* Problem requirements *
Start to finish, write out the entries exactly, leaving the pictures aside.

(Component data from apps and pages)
=======

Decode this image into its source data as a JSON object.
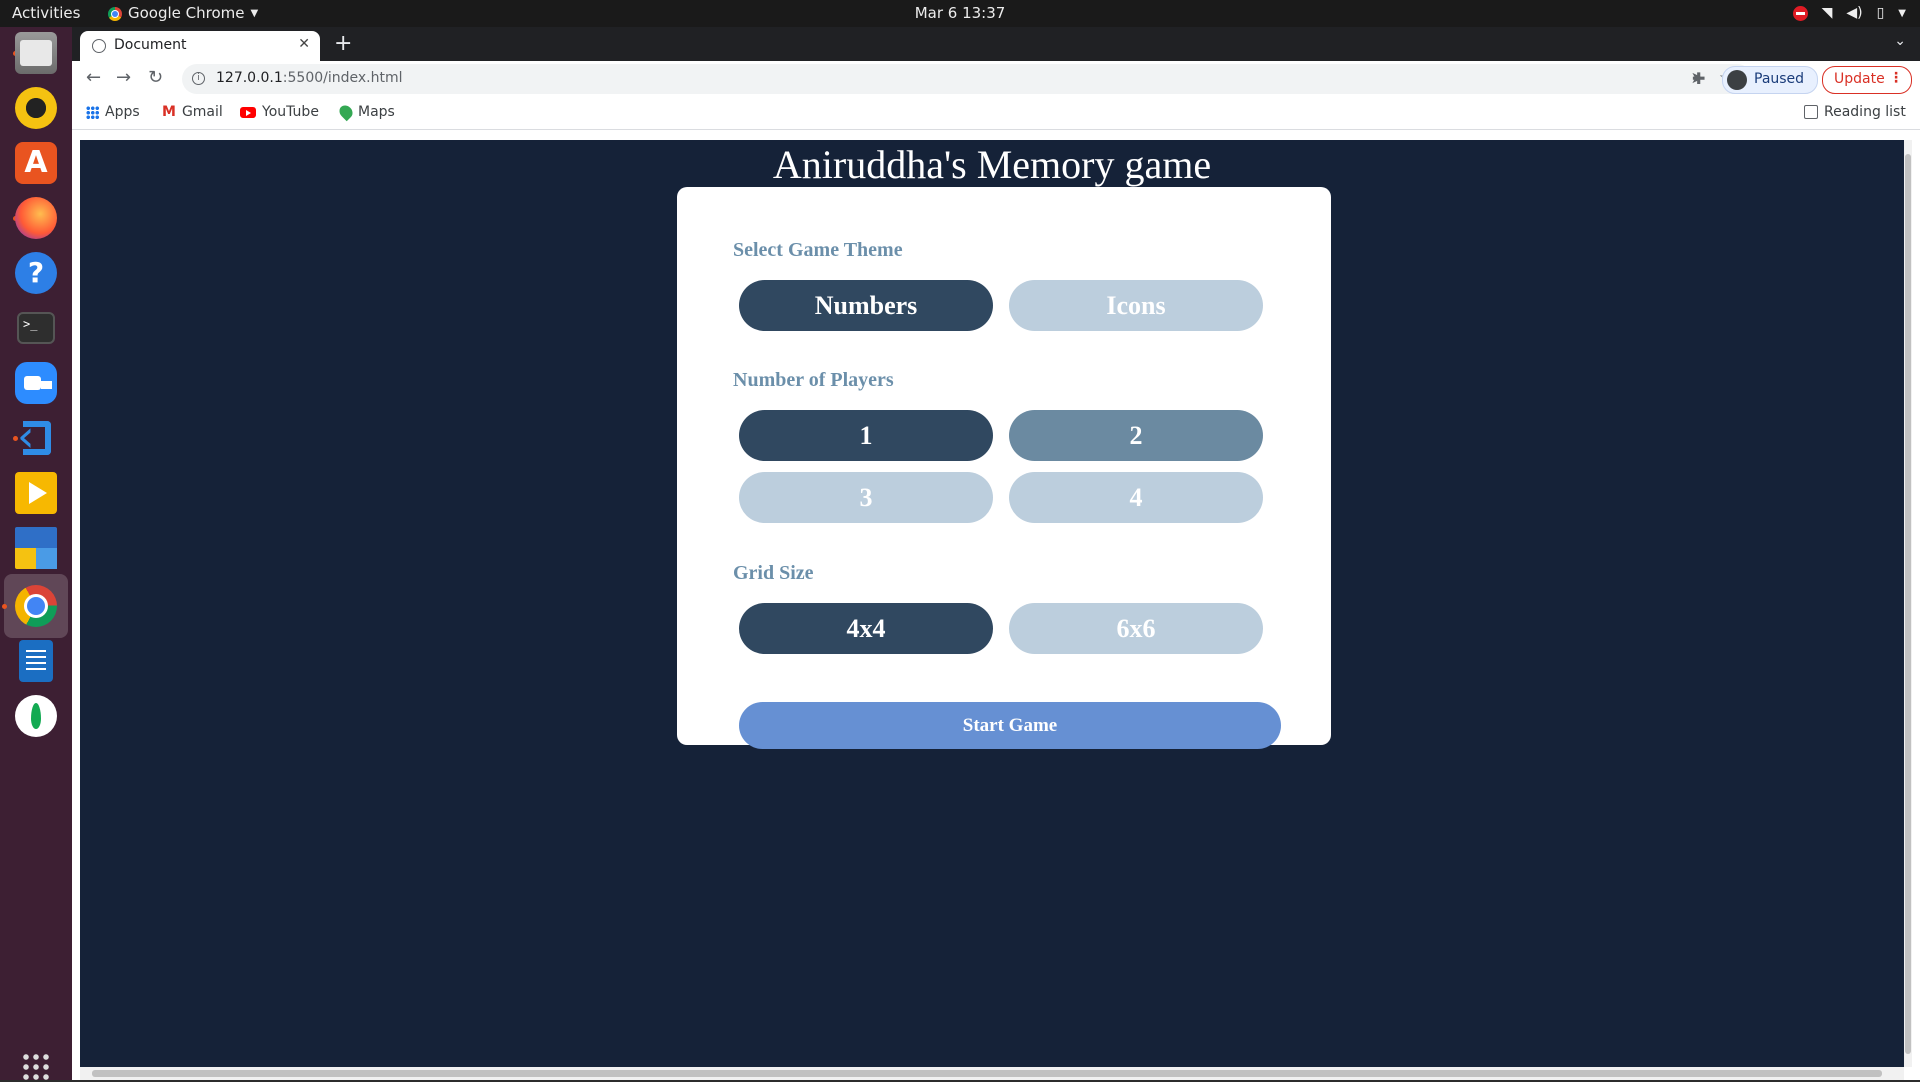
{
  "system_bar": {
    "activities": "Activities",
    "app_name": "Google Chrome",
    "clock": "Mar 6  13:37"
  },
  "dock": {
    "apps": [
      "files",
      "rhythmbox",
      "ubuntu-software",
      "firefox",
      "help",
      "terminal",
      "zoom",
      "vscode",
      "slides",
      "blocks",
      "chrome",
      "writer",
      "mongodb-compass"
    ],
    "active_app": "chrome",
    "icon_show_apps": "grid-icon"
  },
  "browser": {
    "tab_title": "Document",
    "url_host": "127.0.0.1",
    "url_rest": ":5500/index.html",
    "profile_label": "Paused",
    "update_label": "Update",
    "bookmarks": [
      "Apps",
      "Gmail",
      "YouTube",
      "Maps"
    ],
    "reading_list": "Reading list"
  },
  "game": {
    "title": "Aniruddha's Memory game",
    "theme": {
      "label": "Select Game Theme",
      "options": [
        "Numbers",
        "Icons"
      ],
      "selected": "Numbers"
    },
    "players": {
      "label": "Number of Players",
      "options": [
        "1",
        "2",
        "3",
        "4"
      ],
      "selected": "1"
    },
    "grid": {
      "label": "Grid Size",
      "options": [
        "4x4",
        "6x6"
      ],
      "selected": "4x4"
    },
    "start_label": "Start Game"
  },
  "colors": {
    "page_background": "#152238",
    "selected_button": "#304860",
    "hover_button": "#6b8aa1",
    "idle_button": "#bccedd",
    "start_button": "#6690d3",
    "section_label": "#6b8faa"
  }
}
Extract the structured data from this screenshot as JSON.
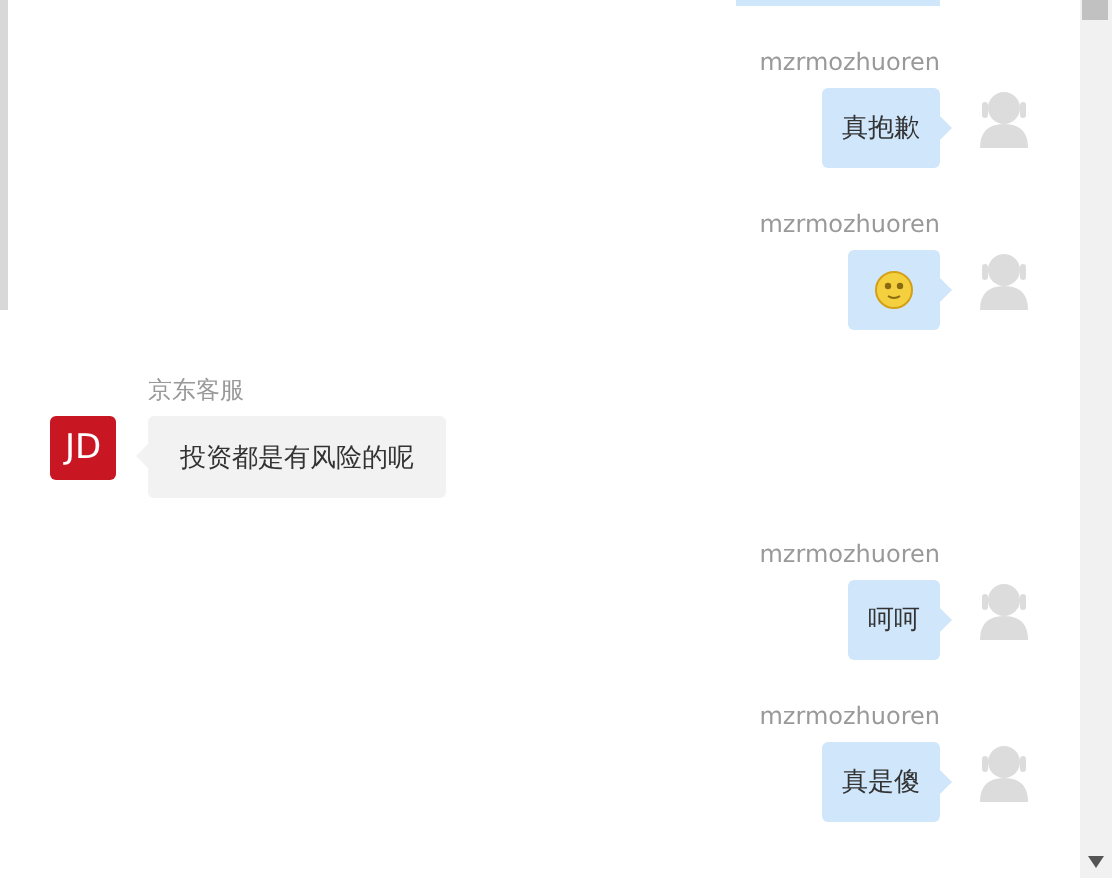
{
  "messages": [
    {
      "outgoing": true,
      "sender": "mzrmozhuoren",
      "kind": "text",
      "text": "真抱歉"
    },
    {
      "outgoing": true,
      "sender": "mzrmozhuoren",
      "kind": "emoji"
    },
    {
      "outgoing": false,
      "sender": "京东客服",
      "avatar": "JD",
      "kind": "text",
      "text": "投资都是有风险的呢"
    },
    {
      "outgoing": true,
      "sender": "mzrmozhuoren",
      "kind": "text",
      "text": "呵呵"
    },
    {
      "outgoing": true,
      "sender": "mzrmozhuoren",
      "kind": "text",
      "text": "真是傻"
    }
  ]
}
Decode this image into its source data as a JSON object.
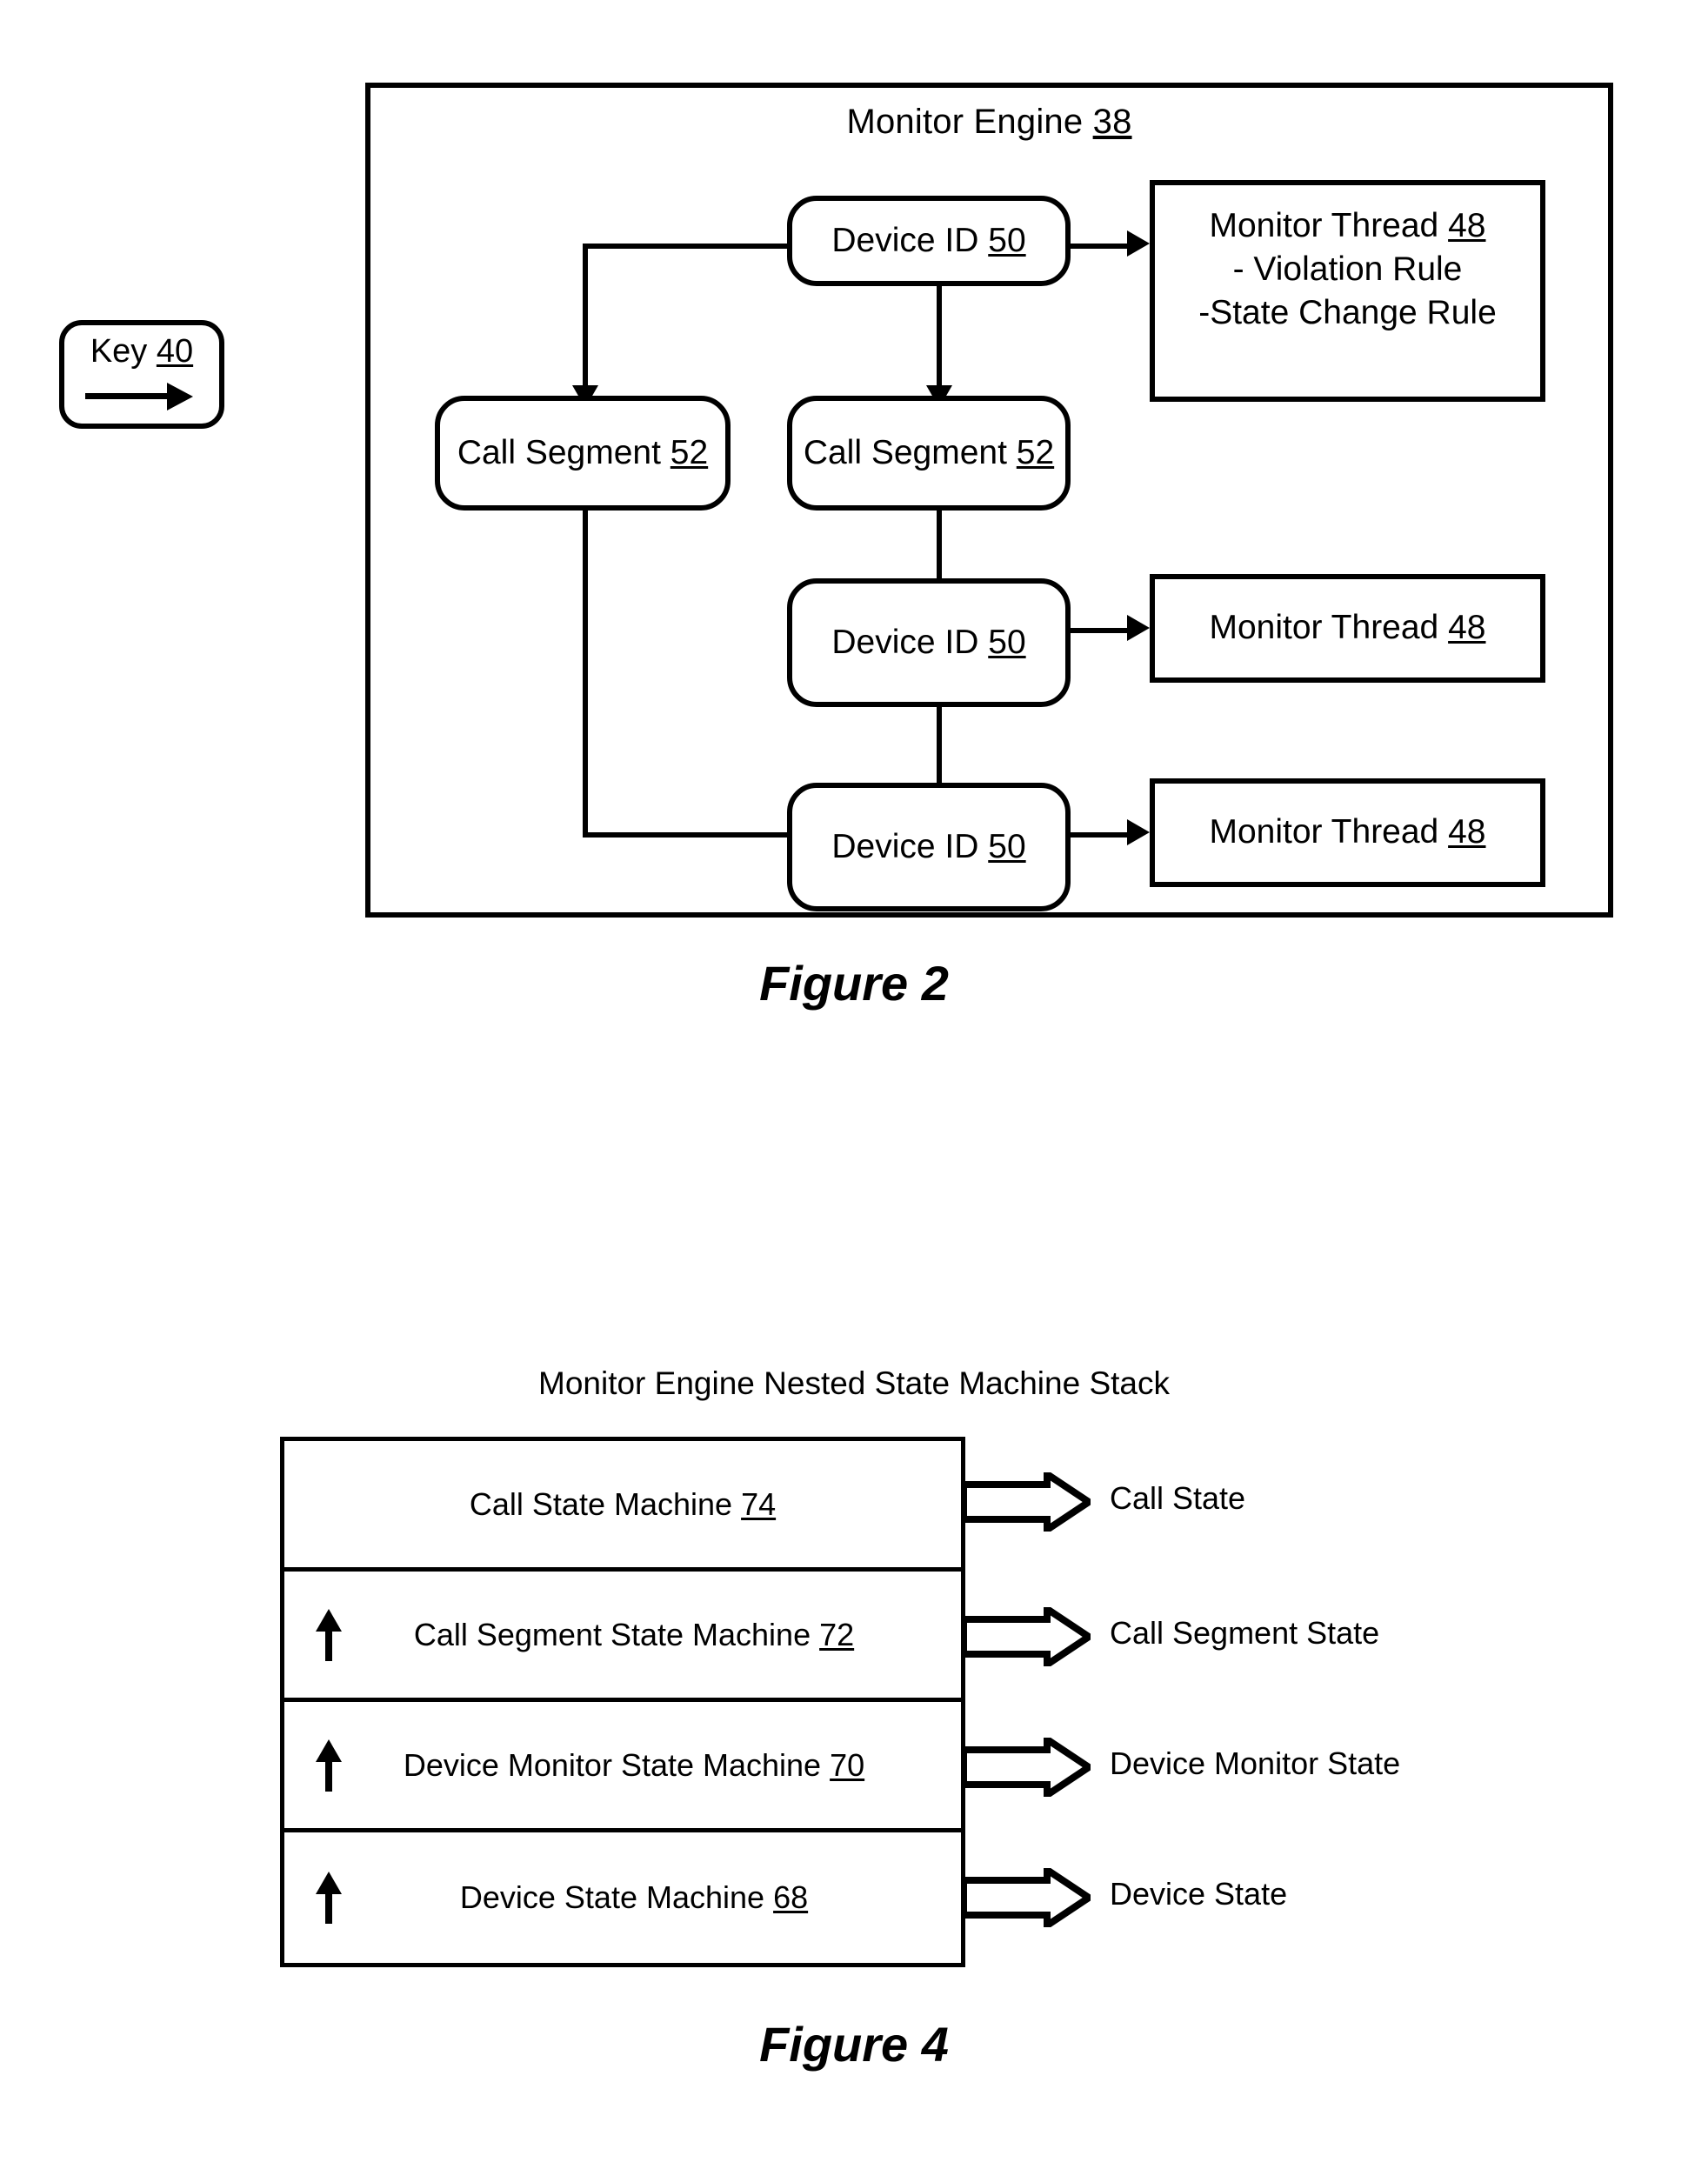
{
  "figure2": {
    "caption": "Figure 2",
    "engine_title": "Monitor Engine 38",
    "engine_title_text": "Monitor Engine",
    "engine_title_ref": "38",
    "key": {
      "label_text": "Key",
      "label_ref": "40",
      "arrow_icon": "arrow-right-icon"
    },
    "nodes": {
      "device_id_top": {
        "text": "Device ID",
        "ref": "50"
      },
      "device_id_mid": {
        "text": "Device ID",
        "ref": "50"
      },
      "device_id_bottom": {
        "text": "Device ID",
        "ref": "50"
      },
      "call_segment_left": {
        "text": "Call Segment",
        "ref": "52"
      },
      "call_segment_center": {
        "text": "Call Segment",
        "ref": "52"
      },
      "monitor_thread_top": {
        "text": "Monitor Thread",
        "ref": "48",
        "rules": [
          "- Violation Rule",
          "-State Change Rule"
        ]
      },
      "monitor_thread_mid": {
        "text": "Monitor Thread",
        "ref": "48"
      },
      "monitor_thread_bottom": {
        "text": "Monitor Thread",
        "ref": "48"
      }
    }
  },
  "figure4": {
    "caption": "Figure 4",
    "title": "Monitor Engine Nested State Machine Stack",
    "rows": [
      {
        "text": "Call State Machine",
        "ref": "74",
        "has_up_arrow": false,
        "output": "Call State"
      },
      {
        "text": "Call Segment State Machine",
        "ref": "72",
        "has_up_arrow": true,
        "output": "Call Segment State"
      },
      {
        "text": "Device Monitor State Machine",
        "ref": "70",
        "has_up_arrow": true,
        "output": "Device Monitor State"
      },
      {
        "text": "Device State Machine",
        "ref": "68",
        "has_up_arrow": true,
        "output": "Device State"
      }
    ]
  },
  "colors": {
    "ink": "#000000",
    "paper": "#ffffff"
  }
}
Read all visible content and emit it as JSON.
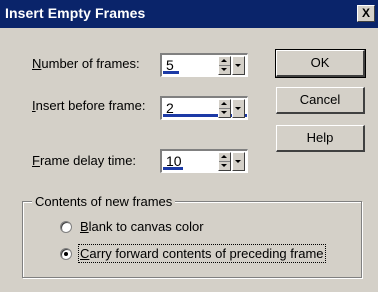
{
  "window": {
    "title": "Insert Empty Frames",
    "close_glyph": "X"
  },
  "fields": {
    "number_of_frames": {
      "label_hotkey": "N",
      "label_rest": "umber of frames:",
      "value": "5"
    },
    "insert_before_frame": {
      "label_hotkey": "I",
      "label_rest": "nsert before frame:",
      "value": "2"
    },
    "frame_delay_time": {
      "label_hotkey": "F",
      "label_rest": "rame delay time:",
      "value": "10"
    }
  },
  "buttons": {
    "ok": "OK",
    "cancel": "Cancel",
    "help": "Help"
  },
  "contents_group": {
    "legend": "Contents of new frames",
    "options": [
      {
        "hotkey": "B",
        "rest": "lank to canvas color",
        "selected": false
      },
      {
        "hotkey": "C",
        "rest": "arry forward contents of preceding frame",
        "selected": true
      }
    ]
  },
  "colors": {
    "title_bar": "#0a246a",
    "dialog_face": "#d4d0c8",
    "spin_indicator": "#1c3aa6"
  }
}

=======

* Problem solution *
Decode this image into its source data as a JSON object.
{
  "system_bar": {
    "activities": "Activities",
    "app_name": "Google Chrome",
    "clock": "Mar 6  13:37"
  },
  "dock": {
    "apps": [
      "files",
      "rhythmbox",
      "ubuntu-software",
      "firefox",
      "help",
      "terminal",
      "zoom",
      "vscode",
      "slides",
      "blocks",
      "chrome",
      "writer",
      "mongodb-compass"
    ],
    "active_app": "chrome",
    "icon_show_apps": "grid-icon"
  },
  "browser": {
    "tab_title": "Document",
    "url_host": "127.0.0.1",
    "url_rest": ":5500/index.html",
    "profile_label": "Paused",
    "update_label": "Update",
    "bookmarks": [
      "Apps",
      "Gmail",
      "YouTube",
      "Maps"
    ],
    "reading_list": "Reading list"
  },
  "game": {
    "title": "Aniruddha's Memory game",
    "theme": {
      "label": "Select Game Theme",
      "options": [
        "Numbers",
        "Icons"
      ],
      "selected": "Numbers"
    },
    "players": {
      "label": "Number of Players",
      "options": [
        "1",
        "2",
        "3",
        "4"
      ],
      "selected": "1"
    },
    "grid": {
      "label": "Grid Size",
      "options": [
        "4x4",
        "6x6"
      ],
      "selected": "4x4"
    },
    "start_label": "Start Game"
  },
  "colors": {
    "page_background": "#152238",
    "selected_button": "#304860",
    "hover_button": "#6b8aa1",
    "idle_button": "#bccedd",
    "start_button": "#6690d3",
    "section_label": "#6b8faa"
  }
}
Extract the structured data from this screenshot as JSON.
{
  "messages": [
    {
      "outgoing": true,
      "sender": "mzrmozhuoren",
      "kind": "text",
      "text": "真抱歉"
    },
    {
      "outgoing": true,
      "sender": "mzrmozhuoren",
      "kind": "emoji"
    },
    {
      "outgoing": false,
      "sender": "京东客服",
      "avatar": "JD",
      "kind": "text",
      "text": "投资都是有风险的呢"
    },
    {
      "outgoing": true,
      "sender": "mzrmozhuoren",
      "kind": "text",
      "text": "呵呵"
    },
    {
      "outgoing": true,
      "sender": "mzrmozhuoren",
      "kind": "text",
      "text": "真是傻"
    }
  ]
}
Decode this image into its source data as a JSON object.
{
  "figure2": {
    "caption": "Figure 2",
    "engine_title": "Monitor Engine 38",
    "engine_title_text": "Monitor Engine",
    "engine_title_ref": "38",
    "key": {
      "label_text": "Key",
      "label_ref": "40",
      "arrow_icon": "arrow-right-icon"
    },
    "nodes": {
      "device_id_top": {
        "text": "Device ID",
        "ref": "50"
      },
      "device_id_mid": {
        "text": "Device ID",
        "ref": "50"
      },
      "device_id_bottom": {
        "text": "Device ID",
        "ref": "50"
      },
      "call_segment_left": {
        "text": "Call Segment",
        "ref": "52"
      },
      "call_segment_center": {
        "text": "Call Segment",
        "ref": "52"
      },
      "monitor_thread_top": {
        "text": "Monitor Thread",
        "ref": "48",
        "rules": [
          "- Violation Rule",
          "-State Change Rule"
        ]
      },
      "monitor_thread_mid": {
        "text": "Monitor Thread",
        "ref": "48"
      },
      "monitor_thread_bottom": {
        "text": "Monitor Thread",
        "ref": "48"
      }
    }
  },
  "figure4": {
    "caption": "Figure 4",
    "title": "Monitor Engine Nested State Machine Stack",
    "rows": [
      {
        "text": "Call State Machine",
        "ref": "74",
        "has_up_arrow": false,
        "output": "Call State"
      },
      {
        "text": "Call Segment State Machine",
        "ref": "72",
        "has_up_arrow": true,
        "output": "Call Segment State"
      },
      {
        "text": "Device Monitor State Machine",
        "ref": "70",
        "has_up_arrow": true,
        "output": "Device Monitor State"
      },
      {
        "text": "Device State Machine",
        "ref": "68",
        "has_up_arrow": true,
        "output": "Device State"
      }
    ]
  },
  "colors": {
    "ink": "#000000",
    "paper": "#ffffff"
  }
}
Read all visible content and emit it as JSON.
{
  "window": {
    "title": "Insert Empty Frames",
    "close_glyph": "X"
  },
  "fields": {
    "number_of_frames": {
      "label_hotkey": "N",
      "label_rest": "umber of frames:",
      "value": "5"
    },
    "insert_before_frame": {
      "label_hotkey": "I",
      "label_rest": "nsert before frame:",
      "value": "2"
    },
    "frame_delay_time": {
      "label_hotkey": "F",
      "label_rest": "rame delay time:",
      "value": "10"
    }
  },
  "buttons": {
    "ok": "OK",
    "cancel": "Cancel",
    "help": "Help"
  },
  "contents_group": {
    "legend": "Contents of new frames",
    "options": [
      {
        "hotkey": "B",
        "rest": "lank to canvas color",
        "selected": false
      },
      {
        "hotkey": "C",
        "rest": "arry forward contents of preceding frame",
        "selected": true
      }
    ]
  },
  "colors": {
    "title_bar": "#0a246a",
    "dialog_face": "#d4d0c8",
    "spin_indicator": "#1c3aa6"
  }
}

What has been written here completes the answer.